▶ **Dataset records**
======

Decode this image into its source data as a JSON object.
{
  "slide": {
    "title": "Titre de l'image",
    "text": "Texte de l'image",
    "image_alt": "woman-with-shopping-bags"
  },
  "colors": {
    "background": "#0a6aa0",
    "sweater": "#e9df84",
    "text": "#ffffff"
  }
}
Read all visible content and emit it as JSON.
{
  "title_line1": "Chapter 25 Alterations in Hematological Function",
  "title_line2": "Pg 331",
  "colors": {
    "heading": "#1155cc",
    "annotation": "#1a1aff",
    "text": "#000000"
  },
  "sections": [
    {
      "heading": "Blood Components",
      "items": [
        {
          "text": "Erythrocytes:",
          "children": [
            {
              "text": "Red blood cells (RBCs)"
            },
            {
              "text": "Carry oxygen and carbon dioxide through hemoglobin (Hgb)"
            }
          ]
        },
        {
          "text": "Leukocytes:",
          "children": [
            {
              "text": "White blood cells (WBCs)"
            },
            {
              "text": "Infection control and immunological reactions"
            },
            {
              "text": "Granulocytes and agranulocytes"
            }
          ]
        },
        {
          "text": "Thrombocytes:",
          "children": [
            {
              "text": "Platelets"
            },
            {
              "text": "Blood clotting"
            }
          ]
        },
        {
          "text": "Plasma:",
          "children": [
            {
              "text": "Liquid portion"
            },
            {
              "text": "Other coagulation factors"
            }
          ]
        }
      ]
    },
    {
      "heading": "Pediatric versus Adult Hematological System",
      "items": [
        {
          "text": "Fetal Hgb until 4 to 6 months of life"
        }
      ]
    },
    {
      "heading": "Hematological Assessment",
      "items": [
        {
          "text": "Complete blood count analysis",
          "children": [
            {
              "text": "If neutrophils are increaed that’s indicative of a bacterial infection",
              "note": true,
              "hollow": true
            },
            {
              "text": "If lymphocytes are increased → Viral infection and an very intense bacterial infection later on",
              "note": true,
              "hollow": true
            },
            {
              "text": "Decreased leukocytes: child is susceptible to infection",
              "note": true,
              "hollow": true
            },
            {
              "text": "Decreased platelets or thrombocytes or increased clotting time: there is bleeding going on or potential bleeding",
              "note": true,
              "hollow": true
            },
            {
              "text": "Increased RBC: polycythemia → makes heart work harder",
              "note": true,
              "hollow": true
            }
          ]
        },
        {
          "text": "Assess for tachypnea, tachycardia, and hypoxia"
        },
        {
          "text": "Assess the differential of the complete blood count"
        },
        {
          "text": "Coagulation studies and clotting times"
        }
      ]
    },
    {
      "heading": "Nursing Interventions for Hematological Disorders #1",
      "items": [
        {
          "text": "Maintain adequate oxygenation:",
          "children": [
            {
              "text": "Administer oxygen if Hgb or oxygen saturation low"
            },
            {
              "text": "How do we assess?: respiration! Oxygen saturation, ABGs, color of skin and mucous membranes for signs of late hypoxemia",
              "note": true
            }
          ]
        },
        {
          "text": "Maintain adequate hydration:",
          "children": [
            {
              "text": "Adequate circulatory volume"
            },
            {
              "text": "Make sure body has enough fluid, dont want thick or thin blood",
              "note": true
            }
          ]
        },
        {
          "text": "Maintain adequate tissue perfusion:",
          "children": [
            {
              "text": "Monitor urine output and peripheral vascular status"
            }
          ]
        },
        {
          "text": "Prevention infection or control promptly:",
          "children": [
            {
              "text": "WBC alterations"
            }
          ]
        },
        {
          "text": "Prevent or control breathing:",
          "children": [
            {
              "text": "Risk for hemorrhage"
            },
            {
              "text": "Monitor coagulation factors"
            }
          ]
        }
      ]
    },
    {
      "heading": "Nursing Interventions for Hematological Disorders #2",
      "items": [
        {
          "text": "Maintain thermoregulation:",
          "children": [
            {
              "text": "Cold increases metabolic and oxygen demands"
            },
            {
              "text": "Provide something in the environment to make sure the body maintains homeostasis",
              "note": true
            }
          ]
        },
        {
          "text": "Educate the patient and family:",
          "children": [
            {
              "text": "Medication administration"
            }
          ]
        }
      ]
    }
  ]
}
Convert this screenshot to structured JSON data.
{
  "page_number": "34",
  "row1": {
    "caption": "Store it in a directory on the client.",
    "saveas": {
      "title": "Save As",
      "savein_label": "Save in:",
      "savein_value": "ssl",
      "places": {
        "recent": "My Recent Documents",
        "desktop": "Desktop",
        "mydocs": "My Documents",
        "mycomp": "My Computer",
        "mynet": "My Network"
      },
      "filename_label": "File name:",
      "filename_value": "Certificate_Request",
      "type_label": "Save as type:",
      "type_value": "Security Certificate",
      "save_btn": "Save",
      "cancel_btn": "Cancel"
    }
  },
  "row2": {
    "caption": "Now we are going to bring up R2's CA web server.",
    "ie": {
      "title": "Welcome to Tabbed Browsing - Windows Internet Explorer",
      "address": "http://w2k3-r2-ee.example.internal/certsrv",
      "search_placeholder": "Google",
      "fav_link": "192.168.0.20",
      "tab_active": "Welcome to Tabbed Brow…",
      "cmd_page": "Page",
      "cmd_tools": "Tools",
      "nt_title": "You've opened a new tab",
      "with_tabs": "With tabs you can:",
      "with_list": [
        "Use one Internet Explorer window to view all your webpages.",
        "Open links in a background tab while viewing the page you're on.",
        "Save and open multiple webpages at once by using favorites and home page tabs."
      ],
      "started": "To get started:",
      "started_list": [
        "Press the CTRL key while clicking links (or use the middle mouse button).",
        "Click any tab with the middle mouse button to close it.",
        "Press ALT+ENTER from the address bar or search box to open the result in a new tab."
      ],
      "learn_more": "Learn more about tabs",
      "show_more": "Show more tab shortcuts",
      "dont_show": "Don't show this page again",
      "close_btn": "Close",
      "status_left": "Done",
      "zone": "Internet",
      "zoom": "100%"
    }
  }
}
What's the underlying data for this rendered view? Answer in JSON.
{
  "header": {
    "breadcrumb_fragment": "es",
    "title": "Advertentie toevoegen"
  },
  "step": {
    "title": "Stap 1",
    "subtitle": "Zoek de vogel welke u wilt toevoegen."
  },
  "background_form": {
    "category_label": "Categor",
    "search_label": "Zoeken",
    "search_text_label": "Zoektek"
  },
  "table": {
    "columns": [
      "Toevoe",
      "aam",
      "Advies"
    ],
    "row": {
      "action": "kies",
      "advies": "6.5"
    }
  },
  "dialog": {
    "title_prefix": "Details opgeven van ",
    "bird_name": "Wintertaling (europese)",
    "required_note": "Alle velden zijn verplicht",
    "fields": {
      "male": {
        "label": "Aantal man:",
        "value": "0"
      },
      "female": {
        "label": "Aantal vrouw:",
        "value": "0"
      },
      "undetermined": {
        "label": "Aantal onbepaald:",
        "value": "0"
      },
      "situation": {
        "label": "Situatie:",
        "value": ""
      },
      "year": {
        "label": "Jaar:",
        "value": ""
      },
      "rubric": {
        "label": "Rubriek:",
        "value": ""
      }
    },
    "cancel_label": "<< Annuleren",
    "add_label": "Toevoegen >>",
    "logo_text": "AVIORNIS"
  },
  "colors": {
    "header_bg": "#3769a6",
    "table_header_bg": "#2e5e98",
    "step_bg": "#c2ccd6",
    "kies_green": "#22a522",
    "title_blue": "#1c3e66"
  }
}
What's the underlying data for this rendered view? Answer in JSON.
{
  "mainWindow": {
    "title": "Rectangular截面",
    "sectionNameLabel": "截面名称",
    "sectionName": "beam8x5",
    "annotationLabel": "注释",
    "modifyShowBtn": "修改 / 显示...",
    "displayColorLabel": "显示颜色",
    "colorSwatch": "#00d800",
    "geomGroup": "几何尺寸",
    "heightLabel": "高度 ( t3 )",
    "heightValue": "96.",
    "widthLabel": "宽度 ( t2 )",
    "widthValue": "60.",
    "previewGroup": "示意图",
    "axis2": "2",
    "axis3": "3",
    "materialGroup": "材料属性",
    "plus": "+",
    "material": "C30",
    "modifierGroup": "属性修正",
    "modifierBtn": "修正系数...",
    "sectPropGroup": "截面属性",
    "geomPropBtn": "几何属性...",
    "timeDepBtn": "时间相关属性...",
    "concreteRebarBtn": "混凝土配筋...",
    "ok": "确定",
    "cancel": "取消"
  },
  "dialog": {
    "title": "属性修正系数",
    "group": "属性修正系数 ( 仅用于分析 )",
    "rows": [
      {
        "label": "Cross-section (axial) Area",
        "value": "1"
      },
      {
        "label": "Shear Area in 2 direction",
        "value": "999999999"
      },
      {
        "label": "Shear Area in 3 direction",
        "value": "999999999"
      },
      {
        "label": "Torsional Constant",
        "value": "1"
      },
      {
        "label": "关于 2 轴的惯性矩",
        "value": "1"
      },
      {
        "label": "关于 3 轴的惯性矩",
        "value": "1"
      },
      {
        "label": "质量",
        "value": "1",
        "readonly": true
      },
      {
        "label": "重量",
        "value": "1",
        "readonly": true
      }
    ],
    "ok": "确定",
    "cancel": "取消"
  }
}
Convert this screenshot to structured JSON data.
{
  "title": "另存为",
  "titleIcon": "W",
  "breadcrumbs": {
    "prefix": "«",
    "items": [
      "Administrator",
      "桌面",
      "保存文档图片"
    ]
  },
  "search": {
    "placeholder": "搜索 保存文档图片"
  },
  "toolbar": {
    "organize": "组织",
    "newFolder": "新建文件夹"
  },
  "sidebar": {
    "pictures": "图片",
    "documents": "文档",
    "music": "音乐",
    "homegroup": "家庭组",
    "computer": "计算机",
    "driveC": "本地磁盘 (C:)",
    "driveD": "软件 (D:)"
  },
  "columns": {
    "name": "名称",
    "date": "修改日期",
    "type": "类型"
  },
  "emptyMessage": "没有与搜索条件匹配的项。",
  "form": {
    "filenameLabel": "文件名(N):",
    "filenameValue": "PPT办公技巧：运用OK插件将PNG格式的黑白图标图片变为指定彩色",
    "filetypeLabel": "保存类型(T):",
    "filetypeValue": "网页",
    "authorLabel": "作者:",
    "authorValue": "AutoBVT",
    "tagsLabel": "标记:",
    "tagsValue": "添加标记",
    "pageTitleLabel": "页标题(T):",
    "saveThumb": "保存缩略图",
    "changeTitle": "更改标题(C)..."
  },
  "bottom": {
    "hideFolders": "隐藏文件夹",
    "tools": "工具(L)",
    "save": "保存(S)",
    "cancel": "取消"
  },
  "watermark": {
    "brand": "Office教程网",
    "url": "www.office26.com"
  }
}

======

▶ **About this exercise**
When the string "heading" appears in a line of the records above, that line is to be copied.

▶ **Output of the exercise**
    "heading": "#1155cc",
      "heading": "Blood Components",
      "heading": "Pediatric versus Adult Hematological System",
      "heading": "Hematological Assessment",
      "heading": "Nursing Interventions for Hematological Disorders #1",
      "heading": "Nursing Interventions for Hematological Disorders #2",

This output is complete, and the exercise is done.